Implementing middleware or adopting a Service-Oriented Architecture (SOA) can help achieve loose coupling, ensuring that individual system components interact over standardized interfaces.

Stateless Design

Embracing statelessness ensures that each interaction between the client and server is self-contained, negating the need for the server to retain prior session information. This design is innately scalable, allowing for effortless addition of new servers. It also simplifies error recovery.

Implementing a stateless design often involves using tokens to encapsulate user session information while minimizing dependency on cookies.

Cloud Computing Platforms

Tapping into cloud platforms can significantly enhance scalability. The cloud ensures dynamic resource allocation, adapts to real-time demands, and offers cost efficiency through models like pay-as-you-go.

Depending on the specific needs, one can opt for Infrastructure as a Service (IaaS), Platform as a Service (PaaS), or Software as a Service (SaaS). A multi-cloud strategy can provide redundancy and flexibility to safeguard against vendor-specific issues.

Load Balancers

Load balancers act as traffic directors, distributing incoming requests across multiple servers to ensure uniform load distribution. They boost system availability and incorporate fault tolerance, redirecting traffic from malfunctioning servers.

A combination of hardware and software balancers can yield optimal results, given the former’s high performance and the latter’s versatility.

Scalable Databases

Databases like NoSQL are tailored for scalability, distributing data across multiple servers. These databases offer flexibility in schema design and are inherently distributed, catering to a vast range of data types—structured, semi-structured, or unstructured.

Selecting the appropriate NoSQL variant—document-based or key-value store—can further optimize performance.

Performance Testing

Assessing a system’s performance under various loads is instrumental in pinpointing bottlenecks and validating scalability solutions. Regular tests should simulate real-world scenarios, especially after substantial system modifications.

Monitoring Tools and Analytics

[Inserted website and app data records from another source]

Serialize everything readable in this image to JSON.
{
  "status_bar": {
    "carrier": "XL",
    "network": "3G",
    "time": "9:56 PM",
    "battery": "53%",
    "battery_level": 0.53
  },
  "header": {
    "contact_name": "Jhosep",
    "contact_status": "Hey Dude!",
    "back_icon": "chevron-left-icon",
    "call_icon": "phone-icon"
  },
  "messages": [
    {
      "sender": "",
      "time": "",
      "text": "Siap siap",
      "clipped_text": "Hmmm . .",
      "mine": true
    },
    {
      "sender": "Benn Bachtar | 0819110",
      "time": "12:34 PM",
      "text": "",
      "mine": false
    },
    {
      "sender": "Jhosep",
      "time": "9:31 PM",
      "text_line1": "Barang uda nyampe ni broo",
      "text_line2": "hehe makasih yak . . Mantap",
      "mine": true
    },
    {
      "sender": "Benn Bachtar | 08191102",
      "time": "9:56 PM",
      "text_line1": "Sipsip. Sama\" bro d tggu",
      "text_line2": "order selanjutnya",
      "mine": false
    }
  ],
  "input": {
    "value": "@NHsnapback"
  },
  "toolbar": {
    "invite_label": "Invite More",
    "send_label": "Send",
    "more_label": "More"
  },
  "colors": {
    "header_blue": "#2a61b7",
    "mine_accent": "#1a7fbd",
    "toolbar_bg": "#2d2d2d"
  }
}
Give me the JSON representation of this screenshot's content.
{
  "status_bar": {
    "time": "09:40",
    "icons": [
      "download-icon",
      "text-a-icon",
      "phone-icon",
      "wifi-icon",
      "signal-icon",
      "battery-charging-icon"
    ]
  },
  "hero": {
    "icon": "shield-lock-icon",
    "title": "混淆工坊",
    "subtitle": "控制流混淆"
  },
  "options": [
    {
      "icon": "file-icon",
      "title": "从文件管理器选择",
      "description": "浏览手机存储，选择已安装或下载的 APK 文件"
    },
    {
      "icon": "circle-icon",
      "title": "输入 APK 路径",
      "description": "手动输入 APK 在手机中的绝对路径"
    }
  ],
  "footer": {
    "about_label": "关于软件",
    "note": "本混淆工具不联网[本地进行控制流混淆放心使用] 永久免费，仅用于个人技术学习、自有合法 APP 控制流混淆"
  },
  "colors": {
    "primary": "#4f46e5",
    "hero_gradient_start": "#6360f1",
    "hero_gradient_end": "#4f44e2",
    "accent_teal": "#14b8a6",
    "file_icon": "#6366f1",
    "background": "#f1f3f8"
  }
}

Continuous monitoring offers insights into system health and user behavior. These tools play a pivotal role in system optimization by proactively identifying potential issues and facilitating data-driven decisions. A holistic monitoring approach can ensure system robustness, complemented with alert mechanisms for irregularities.

Automated Scalability Testing

Automated scalability tests ensure consistency and efficiency. These tests evaluate the system’s ability to scale by mimicking increased demand. Integrating these tests within Continuous Integration/Continuous Deployment (CI/CD) pipelines and frequently revisiting test scenarios ensures the software remains in sync with real-world demands.

Address Scalability Proactively

A scalable system isn’t just about handling user loads; it’s intertwined with a business’s ability to capture market opportunities, ensure customer satisfaction, and maintain operational cost efficiencies.

Addressing scalability proactively during the initial phases of software design can prevent excessive costs, technical debt, and operational challenges down the line. In contrast, retrofitting scalability into an existing system can be intricate, costly, and more prone to issues.

Systems that are slow to respond or frequently down can quickly lead to lost users and business opportunities. A scalable system ensures businesses meet these demands, giving them a competitive edge.

While initial investments in scalable solutions might seem steep, the long-term ROI regarding reliability, user satisfaction, and business growth potential is immeasurable. By prioritizing scalability, businesses safeguard their current operations and set the stage for future growth and innovation.

Ashutosh Kumar

Ashutosh is a Senior Technical Architect at Taazaa. He has more than 15 years of experience in .Net Technology, and enjoys learning new technologies in order to provide fresh solutions for our clients.